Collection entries
== == ==
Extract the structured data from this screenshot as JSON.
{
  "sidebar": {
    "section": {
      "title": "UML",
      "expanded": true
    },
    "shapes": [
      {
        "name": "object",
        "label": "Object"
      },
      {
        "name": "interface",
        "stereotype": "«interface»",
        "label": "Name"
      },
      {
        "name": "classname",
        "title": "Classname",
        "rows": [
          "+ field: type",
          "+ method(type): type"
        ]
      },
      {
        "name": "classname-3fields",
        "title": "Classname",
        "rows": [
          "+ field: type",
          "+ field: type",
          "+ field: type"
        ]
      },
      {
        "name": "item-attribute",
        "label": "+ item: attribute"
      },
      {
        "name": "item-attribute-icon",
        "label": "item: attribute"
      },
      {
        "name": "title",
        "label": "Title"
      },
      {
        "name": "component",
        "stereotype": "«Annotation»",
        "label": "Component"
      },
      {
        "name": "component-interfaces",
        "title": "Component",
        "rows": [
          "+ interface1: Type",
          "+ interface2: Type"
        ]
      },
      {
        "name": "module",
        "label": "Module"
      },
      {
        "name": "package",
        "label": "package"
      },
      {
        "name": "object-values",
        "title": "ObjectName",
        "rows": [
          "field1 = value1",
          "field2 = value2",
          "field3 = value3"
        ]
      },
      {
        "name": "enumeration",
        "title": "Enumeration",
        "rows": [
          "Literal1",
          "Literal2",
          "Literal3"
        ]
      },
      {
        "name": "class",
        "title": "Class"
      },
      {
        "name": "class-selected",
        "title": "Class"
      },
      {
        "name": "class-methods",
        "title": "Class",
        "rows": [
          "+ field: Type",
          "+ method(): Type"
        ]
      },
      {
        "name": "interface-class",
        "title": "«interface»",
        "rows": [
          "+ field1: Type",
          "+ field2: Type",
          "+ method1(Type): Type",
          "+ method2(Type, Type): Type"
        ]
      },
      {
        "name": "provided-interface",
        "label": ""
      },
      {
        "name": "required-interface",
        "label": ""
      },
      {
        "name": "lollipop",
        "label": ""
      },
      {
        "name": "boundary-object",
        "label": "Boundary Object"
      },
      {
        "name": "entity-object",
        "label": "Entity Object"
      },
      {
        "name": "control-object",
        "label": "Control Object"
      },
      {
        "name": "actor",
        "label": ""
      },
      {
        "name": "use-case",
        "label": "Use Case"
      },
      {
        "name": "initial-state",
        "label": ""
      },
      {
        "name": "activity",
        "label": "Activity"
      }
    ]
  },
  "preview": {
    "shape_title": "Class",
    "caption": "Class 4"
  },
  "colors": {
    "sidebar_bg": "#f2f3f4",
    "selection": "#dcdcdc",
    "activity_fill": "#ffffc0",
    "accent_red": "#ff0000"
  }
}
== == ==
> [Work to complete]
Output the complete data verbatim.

> [Completed task]
Extract the structured data from this screenshot as JSON.
{
  "sidebar": {
    "section": {
      "title": "UML",
      "expanded": true
    },
    "shapes": [
      {
        "name": "object",
        "label": "Object"
      },
      {
        "name": "interface",
        "stereotype": "«interface»",
        "label": "Name"
      },
      {
        "name": "classname",
        "title": "Classname",
        "rows": [
          "+ field: type",
          "+ method(type): type"
        ]
      },
      {
        "name": "classname-3fields",
        "title": "Classname",
        "rows": [
          "+ field: type",
          "+ field: type",
          "+ field: type"
        ]
      },
      {
        "name": "item-attribute",
        "label": "+ item: attribute"
      },
      {
        "name": "item-attribute-icon",
        "label": "item: attribute"
      },
      {
        "name": "title",
        "label": "Title"
      },
      {
        "name": "component",
        "stereotype": "«Annotation»",
        "label": "Component"
      },
      {
        "name": "component-interfaces",
        "title": "Component",
        "rows": [
          "+ interface1: Type",
          "+ interface2: Type"
        ]
      },
      {
        "name": "module",
        "label": "Module"
      },
      {
        "name": "package",
        "label": "package"
      },
      {
        "name": "object-values",
        "title": "ObjectName",
        "rows": [
          "field1 = value1",
          "field2 = value2",
          "field3 = value3"
        ]
      },
      {
        "name": "enumeration",
        "title": "Enumeration",
        "rows": [
          "Literal1",
          "Literal2",
          "Literal3"
        ]
      },
      {
        "name": "class",
        "title": "Class"
      },
      {
        "name": "class-selected",
        "title": "Class"
      },
      {
        "name": "class-methods",
        "title": "Class",
        "rows": [
          "+ field: Type",
          "+ method(): Type"
        ]
      },
      {
        "name": "interface-class",
        "title": "«interface»",
        "rows": [
          "+ field1: Type",
          "+ field2: Type",
          "+ method1(Type): Type",
          "+ method2(Type, Type): Type"
        ]
      },
      {
        "name": "provided-interface",
        "label": ""
      },
      {
        "name": "required-interface",
        "label": ""
      },
      {
        "name": "lollipop",
        "label": ""
      },
      {
        "name": "boundary-object",
        "label": "Boundary Object"
      },
      {
        "name": "entity-object",
        "label": "Entity Object"
      },
      {
        "name": "control-object",
        "label": "Control Object"
      },
      {
        "name": "actor",
        "label": ""
      },
      {
        "name": "use-case",
        "label": "Use Case"
      },
      {
        "name": "initial-state",
        "label": ""
      },
      {
        "name": "activity",
        "label": "Activity"
      }
    ]
  },
  "preview": {
    "shape_title": "Class",
    "caption": "Class 4"
  },
  "colors": {
    "sidebar_bg": "#f2f3f4",
    "selection": "#dcdcdc",
    "activity_fill": "#ffffc0",
    "accent_red": "#ff0000"
  }
}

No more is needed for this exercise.